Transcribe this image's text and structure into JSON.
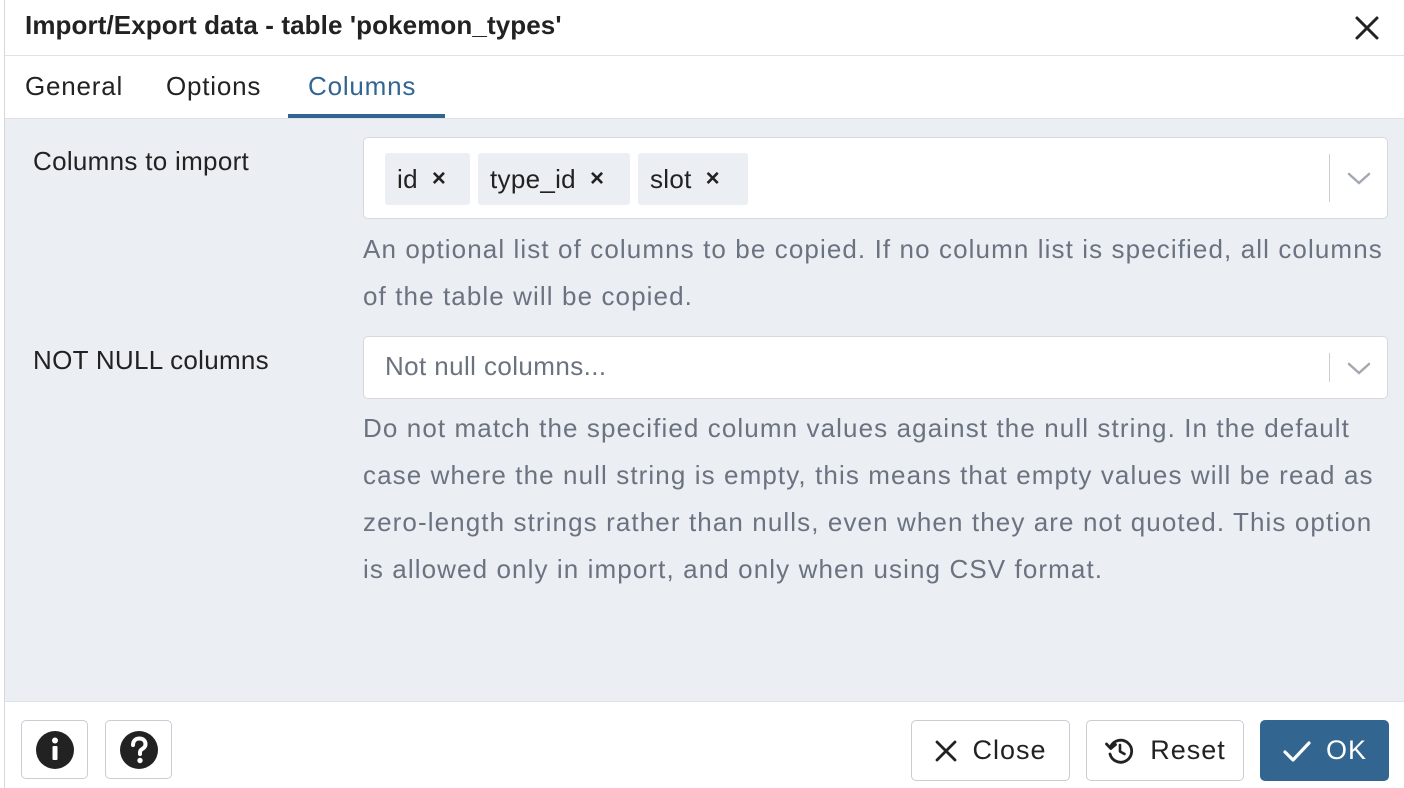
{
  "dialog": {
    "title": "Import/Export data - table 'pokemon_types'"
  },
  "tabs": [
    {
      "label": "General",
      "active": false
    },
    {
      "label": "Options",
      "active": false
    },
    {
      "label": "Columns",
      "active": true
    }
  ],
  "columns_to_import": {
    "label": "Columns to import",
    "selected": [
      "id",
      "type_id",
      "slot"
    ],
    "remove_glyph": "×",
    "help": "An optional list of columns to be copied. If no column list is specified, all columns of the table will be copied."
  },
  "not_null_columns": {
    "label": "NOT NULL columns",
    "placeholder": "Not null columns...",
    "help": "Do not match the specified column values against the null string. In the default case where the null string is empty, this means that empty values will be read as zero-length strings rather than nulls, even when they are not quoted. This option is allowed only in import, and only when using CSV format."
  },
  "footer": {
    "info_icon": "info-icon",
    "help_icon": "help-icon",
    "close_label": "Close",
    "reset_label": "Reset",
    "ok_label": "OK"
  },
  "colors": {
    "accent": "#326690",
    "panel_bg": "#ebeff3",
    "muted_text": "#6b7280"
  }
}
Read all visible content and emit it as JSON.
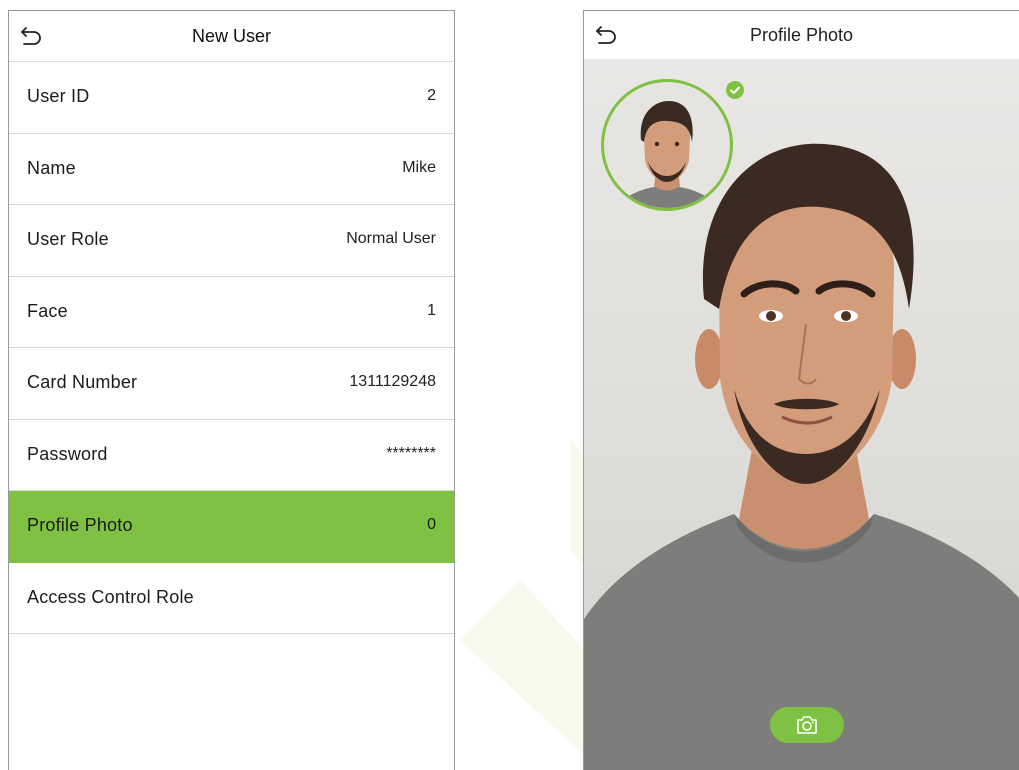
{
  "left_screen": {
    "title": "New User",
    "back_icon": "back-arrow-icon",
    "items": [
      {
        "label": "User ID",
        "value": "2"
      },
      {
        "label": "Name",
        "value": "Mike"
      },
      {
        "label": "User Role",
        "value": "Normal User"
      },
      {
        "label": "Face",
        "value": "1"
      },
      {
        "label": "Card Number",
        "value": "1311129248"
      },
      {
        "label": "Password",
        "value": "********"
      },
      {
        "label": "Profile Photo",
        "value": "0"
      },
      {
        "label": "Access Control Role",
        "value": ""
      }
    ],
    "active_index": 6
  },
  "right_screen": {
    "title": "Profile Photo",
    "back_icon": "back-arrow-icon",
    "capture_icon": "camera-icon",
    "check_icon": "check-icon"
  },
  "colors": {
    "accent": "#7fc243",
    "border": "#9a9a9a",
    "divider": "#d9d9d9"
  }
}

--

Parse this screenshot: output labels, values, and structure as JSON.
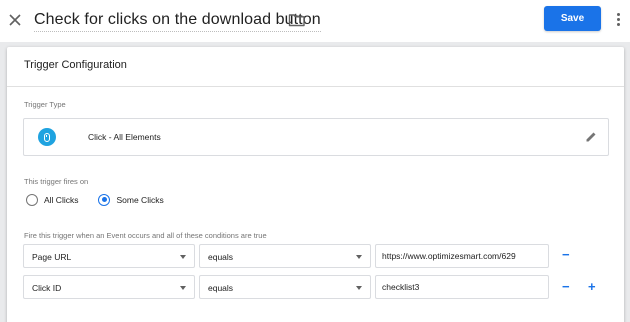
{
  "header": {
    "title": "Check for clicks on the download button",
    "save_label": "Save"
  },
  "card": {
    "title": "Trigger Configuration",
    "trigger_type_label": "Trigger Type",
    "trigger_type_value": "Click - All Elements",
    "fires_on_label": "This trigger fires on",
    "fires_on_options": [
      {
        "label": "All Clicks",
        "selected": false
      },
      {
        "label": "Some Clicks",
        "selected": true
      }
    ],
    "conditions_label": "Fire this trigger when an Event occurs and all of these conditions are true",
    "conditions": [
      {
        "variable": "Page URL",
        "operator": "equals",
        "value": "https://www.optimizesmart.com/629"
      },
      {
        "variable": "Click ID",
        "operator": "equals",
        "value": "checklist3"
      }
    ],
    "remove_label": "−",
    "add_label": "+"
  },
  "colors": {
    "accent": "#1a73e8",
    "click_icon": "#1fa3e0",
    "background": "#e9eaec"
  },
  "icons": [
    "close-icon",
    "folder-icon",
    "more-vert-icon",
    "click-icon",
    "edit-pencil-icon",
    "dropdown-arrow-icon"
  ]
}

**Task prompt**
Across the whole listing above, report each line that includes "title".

**Answer to this task**
    "title": "Import/Export data - table 'pokemon_types'"
    "title": "New User",
    "title": "Profile Photo",
    "title": "Check for clicks on the download button",
    "title": "Trigger Configuration",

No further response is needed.